I was curious as to what I had said that made her think it was a domestic climbing rose, and she replied: “You gave me good clues on the rose.  It was on a home site and was growing along the ground.  Climbers do that if they don’t have anything to climb.” 
I assumed they were wild because I just couldn’t imagine that they have been there blooming all these years without my spying them. And I didn’t think a domestic rose could survive without care. It appears they have been spreading in that place for some time.

So, this morning Mike and I went over and dug out a clump and transplanted them to the front of the farmhouse. Yes, I know – this isn’t the time to transplant a rose, but we’ll see. If it doesn’t work, we’re not out anything but effort. We can try again if we want to.

“Bark bark bark -- bark bark bark.” It was Bess and the tone was urgent.

“It could be a rattlesnake,” said Mike, and we both dashed for doors.

Bess was beside herself near Mike’s shed, and then I could hear it rattling. Being a hunting dog, once Bess knows the master’s presence, her instinct is to creep closer, so our first effort was to control her. Then Mike spotted and removed the snake.

We have seen nine rattlesnakes this season, beginning May 10. Never have we seen so many snakes in one season, let alone just one month. On Thursday, the girls have a date with their vet for rattlesnake vaccinations.

Once Mike heard about Dan’s John Deere X300 lawnmower, he had to have a John Deere, too.

Well, it’s fun to say, but in reality, we didn’t shop for this mower. Mike didn’t like some of the features of the re-built Yard Machine of two weeks ago, so discussion ensued with our lawnmower mechanic, resulting in this old re-built John Deere 180 coming our way.
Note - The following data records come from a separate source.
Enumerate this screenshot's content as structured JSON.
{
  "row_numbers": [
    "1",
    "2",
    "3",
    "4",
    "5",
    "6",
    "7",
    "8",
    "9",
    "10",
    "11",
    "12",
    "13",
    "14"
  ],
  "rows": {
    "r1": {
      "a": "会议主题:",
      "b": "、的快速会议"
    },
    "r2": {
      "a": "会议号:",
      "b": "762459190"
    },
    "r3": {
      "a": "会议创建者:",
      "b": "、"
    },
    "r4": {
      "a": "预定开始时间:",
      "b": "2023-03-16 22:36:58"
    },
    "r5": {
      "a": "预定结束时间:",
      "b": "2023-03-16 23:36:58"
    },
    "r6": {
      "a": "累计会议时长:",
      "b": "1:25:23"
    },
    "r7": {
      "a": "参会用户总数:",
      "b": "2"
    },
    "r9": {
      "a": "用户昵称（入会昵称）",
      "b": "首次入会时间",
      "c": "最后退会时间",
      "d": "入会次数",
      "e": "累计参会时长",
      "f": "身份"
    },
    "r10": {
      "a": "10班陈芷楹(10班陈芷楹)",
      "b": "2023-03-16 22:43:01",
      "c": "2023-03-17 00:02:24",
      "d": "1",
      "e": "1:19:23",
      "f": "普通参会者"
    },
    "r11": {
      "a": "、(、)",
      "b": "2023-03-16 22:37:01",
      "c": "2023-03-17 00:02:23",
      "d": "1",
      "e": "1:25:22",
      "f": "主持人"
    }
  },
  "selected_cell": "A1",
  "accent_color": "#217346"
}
The rest is Mike’s story, but he did say, “It was the Cadillac of its day. It will get me through this summer, and maybe you’re right that I should get a new one.” Yes!!! KW